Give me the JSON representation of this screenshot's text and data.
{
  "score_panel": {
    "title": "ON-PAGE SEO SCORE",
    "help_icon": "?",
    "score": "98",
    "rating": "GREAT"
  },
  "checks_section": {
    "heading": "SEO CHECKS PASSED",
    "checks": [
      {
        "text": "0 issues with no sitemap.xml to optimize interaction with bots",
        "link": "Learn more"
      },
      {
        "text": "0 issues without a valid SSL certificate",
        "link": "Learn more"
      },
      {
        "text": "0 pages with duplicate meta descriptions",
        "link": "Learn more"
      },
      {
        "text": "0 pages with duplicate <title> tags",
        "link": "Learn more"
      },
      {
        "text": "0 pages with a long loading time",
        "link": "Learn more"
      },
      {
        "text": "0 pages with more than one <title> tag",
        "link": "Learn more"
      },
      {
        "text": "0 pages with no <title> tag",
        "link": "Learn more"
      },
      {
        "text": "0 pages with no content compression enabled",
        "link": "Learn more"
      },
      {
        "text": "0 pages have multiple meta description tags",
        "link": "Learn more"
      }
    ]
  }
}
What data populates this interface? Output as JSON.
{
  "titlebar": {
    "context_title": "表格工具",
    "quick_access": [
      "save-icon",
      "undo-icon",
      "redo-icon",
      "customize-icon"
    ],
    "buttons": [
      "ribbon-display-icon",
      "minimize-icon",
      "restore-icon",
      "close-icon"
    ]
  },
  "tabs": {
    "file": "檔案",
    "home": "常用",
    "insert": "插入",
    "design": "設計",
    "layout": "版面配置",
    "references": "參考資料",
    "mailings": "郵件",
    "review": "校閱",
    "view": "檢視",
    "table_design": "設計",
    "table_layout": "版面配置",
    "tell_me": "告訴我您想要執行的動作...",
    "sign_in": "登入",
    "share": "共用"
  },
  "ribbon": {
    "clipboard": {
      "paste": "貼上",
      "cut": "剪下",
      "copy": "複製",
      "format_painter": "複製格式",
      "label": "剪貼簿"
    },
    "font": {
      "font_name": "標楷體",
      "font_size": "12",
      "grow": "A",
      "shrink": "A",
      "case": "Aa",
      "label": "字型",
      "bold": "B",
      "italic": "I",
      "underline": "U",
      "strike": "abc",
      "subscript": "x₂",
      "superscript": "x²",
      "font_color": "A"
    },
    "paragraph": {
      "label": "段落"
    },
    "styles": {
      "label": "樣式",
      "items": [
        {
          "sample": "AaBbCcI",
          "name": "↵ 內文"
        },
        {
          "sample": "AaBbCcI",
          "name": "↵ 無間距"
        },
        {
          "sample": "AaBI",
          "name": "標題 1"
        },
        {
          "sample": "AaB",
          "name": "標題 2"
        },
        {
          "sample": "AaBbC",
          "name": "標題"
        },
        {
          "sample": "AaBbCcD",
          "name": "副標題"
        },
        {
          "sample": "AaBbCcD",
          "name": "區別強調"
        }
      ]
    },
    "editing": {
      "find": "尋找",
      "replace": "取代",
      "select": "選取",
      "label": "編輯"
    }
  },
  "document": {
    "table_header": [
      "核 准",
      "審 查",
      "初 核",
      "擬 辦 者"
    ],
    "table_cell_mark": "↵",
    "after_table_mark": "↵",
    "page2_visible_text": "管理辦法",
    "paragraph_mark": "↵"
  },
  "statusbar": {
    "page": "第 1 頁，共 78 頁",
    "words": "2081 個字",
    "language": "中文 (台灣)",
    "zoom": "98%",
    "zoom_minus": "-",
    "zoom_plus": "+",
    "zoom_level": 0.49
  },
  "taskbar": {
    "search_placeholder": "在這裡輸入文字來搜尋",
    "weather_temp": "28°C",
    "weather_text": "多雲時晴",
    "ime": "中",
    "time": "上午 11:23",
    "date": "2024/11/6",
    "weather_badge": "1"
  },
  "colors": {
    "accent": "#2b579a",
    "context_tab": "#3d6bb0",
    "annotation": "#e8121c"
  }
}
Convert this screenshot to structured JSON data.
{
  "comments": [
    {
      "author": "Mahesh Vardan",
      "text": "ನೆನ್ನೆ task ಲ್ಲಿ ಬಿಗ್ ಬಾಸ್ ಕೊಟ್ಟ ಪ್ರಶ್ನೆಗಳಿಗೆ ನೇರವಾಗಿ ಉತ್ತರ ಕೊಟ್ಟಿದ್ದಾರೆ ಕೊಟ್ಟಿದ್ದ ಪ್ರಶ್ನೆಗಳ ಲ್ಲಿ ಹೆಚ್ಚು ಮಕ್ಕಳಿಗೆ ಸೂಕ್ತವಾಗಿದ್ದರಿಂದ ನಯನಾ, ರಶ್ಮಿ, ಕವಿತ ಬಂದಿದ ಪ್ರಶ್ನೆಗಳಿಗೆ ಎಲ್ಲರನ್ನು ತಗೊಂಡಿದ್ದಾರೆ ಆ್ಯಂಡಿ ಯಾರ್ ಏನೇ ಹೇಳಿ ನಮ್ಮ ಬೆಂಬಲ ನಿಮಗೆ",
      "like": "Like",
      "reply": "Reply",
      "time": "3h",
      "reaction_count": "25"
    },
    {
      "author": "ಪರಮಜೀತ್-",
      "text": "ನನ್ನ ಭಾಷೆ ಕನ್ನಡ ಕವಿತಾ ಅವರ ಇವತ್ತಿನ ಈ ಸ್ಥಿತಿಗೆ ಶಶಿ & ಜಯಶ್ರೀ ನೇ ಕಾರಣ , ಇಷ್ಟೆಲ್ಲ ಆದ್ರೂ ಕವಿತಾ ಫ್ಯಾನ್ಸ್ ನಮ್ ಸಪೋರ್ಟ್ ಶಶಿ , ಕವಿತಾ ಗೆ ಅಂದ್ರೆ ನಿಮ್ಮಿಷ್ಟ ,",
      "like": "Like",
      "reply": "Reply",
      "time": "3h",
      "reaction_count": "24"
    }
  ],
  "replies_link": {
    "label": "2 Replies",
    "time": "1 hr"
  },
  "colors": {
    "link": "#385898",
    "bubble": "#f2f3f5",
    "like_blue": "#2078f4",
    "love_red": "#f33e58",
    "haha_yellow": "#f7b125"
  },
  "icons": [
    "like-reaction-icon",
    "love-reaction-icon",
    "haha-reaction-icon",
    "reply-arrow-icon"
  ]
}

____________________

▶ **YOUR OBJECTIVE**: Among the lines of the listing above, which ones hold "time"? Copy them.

▶ **THE ANSWER**:
        "text": "0 pages with a long loading time",
    "time": "上午 11:23",
      "time": "3h",
      "time": "3h",
    "time": "1 hr"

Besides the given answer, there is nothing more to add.